◆ AIM OF THE TASK: Lines with the string "sparkle" are to be identified in the listing and copied.

◆ INFORMATION SUPPLIED:
· · · · ·
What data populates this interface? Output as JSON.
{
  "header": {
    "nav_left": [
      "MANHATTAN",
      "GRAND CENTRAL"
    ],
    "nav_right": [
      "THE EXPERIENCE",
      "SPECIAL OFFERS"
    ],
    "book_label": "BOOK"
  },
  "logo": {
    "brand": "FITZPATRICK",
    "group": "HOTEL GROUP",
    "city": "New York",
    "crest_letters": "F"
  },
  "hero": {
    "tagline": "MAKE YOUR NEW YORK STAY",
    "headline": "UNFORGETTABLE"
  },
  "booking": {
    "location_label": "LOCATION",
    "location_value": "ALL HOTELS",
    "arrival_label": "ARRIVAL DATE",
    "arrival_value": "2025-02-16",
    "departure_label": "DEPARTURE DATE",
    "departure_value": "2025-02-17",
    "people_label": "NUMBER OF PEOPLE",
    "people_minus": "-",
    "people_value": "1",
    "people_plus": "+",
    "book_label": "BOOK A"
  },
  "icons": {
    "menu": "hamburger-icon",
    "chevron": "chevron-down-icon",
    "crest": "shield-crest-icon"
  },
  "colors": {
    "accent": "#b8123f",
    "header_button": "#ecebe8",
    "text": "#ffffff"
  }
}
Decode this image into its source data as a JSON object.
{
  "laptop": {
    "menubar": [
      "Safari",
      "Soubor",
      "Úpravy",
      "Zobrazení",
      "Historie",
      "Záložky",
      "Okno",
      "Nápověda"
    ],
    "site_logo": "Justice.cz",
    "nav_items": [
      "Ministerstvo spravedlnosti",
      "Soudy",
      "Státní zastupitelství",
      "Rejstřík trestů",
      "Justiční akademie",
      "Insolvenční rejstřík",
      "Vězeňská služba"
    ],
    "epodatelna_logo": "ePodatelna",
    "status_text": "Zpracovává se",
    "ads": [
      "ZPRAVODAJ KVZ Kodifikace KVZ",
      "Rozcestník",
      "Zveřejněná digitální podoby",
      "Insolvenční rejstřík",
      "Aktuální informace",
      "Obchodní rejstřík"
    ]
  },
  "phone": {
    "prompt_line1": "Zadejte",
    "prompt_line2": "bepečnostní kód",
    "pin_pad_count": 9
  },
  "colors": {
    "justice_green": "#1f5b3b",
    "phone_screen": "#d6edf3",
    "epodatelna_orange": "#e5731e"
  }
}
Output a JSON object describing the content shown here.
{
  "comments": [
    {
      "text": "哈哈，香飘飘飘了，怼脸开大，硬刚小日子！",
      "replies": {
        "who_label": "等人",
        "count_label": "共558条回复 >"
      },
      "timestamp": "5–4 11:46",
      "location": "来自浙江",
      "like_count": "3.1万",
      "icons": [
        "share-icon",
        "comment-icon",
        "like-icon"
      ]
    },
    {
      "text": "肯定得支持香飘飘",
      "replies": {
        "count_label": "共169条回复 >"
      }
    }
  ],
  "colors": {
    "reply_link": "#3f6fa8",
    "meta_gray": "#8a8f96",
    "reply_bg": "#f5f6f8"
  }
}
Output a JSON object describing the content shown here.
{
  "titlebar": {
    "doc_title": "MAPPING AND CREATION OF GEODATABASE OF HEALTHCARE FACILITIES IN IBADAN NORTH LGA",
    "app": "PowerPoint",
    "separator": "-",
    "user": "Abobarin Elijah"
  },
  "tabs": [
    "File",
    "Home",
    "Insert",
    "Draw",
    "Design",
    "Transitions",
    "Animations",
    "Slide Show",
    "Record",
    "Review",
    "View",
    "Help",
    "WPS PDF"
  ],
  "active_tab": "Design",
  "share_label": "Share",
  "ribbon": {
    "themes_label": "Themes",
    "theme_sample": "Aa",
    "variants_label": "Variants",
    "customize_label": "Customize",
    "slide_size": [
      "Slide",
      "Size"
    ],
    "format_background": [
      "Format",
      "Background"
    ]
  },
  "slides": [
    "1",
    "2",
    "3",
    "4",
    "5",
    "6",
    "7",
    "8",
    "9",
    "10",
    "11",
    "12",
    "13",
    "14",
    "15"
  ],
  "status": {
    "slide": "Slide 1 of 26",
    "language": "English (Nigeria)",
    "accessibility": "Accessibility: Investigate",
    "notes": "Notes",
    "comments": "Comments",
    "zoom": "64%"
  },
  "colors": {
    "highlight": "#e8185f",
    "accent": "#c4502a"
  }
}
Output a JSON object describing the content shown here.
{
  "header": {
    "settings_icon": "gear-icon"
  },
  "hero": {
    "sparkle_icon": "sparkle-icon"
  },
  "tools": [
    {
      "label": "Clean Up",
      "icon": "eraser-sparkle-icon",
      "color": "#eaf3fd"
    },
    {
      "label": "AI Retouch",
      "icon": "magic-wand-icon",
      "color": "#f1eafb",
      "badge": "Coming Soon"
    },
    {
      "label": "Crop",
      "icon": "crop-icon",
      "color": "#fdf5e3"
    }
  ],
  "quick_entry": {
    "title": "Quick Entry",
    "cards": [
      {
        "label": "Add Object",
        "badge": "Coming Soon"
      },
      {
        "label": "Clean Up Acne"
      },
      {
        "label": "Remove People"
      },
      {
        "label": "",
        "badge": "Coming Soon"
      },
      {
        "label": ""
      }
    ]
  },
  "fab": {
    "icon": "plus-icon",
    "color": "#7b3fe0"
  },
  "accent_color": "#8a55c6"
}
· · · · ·
◆ WRITTEN REPLY:
    "sparkle_icon": "sparkle-icon"
      "icon": "eraser-sparkle-icon",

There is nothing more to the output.